Rural campaigners hail Belfast Council for rejecting vegan call

Councillors hit back at the motion, who recognised the importance of freedom of choice in diets
Councillors hit back at the motion, who recognised the importance of freedom of choice in diets

Rural campaigners have applauded Belfast City Council for rejecting a call for compulsory veganism at council meetings.

Green Councillor Anthony Flynn proposed a motion which would have required the council to commit to "fully plant-based procurement".

However, other councillors hit back at the motion, who recognised the importance of freedom of choice in diets.

Sinn Féin councillor Ronan McLaughlin said: “I am happy with having options, but this is supposed to be a just transition.

"It is not about forcing people to eat plant-based food, they should be doing it for their own reasons, not because an authority tries to impose it onto them.

"It should be about people making the right choices through an education process, not through a forced process”.

Green councillors claimed enforcing plant-based catering would be in line with the council’s climate change obligations, citing statistics about vegan diets producing less emissions than meat.

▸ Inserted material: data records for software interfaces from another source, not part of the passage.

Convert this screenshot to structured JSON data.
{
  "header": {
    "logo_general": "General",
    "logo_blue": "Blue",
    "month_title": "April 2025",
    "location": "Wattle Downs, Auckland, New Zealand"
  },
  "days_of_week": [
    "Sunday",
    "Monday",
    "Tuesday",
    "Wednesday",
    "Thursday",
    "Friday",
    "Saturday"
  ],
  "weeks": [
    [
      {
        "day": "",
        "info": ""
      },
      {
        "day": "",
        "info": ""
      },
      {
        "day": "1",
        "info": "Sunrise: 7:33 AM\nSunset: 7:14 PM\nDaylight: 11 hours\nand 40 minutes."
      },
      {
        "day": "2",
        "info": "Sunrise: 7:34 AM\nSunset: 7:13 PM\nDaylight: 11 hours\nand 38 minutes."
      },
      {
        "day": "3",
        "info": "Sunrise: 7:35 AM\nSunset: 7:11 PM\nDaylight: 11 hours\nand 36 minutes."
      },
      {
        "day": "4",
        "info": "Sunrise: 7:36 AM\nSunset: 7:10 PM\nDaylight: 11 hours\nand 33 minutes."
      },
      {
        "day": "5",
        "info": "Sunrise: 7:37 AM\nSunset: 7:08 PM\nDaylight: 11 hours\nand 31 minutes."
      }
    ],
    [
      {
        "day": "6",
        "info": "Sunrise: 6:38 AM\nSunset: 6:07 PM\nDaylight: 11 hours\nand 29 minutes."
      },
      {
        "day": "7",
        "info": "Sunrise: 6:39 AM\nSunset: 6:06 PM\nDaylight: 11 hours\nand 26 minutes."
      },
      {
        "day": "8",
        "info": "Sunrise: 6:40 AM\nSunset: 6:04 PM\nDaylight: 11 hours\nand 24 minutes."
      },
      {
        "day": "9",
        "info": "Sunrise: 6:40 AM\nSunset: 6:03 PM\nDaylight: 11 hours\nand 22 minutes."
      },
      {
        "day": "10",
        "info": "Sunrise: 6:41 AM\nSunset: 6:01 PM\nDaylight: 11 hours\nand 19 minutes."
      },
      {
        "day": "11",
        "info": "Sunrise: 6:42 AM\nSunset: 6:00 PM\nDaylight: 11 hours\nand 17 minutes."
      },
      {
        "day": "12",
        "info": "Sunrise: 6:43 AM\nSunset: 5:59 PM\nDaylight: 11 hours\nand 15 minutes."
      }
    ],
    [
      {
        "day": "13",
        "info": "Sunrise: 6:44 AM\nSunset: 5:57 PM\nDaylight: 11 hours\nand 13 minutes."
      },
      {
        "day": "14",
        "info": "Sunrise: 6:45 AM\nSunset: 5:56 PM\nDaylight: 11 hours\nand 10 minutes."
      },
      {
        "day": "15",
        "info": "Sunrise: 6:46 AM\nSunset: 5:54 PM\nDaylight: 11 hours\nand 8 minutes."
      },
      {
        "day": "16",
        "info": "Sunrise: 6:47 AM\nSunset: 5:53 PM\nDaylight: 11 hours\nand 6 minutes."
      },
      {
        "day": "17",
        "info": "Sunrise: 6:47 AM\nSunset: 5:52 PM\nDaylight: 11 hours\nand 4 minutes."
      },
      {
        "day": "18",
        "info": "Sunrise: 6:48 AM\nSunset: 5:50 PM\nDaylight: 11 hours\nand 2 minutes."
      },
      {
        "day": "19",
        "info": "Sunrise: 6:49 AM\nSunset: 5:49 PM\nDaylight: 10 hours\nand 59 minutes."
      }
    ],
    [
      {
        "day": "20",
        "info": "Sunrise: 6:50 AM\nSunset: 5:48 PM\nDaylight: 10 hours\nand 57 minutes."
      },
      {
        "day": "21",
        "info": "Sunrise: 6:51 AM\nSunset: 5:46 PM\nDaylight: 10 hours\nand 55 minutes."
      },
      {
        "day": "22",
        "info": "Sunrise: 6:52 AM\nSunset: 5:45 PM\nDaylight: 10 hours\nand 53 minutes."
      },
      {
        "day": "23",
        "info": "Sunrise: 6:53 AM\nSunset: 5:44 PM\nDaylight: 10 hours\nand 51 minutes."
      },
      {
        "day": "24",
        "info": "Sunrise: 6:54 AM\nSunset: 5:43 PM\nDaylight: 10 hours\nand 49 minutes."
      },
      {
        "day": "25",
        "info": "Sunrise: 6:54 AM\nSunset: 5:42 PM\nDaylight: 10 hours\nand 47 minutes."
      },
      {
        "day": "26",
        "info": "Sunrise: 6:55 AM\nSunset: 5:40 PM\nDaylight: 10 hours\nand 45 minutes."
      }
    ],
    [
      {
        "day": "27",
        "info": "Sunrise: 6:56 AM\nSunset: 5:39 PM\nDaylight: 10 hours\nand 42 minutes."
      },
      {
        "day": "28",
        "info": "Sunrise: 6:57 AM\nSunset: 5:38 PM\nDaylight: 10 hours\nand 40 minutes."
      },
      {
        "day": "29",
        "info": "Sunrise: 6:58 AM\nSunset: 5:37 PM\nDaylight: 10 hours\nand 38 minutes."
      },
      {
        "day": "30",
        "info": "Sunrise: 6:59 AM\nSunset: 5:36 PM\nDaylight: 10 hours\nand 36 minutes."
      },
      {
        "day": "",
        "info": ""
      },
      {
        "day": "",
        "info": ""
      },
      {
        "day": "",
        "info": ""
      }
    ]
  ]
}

However, rural campaigners at the Countryside Alliance Ireland said these statistics rely on global emissions data, which ignore the sustainability of UK farming specifically.

Gary McCartney, director of the group said: “As a number of councils across England and Scotland have voted to ban meat and dairy, it’s great to see this call for compulsory veganism be rejected in Belfast.

"Even with the best intentions, these motions portray a false and dangerous narrative that livestock farming, and meat consumption, is incompatible with tackling climate change.”

He added: “Councils should be using their platforms to promote the excellent, sustainable meat, dairy, and vegetable produce produced in the UK, rather than mandating any one diet.”

It comes after Calderdale Council in West Yorkshire voted earlier this week to recommend serving only vegan food at its events, prompting a backlash from rural campaigners.

The council said the move demonstrated they were “leading by example”, as the 51-member authority strives towards “stopping climate change in its tracks”.

In 2021, Oxfordshire County Council sparked outrage among farmers, including Jeremy Clarkson, when it passed a motion to ban meat and dairy at its events.

Three councils, Edinburgh City Council, Norwich City Council, and Haywards Heath Town Council in Sussex have also signed up to the ‘Plant-Based Treaty’.

It includes a pledge to promote vegan food over animal products. Labour run Enfield Council and Oxford City Council have both voted to ban meat and dairy from their events too.

However, Peterborough, Rutland, Cornwall, Suffolk, Wiltshire, Dorset and Portsmouth council as well as Highland Council in Scotland have all passed opposite motions to defy compulsory veganism campaigns.

They instead commit each authority to supply locally sourced produce- specifically including meat, dairy, and plant-based products- with the aim of reducing food miles to plates.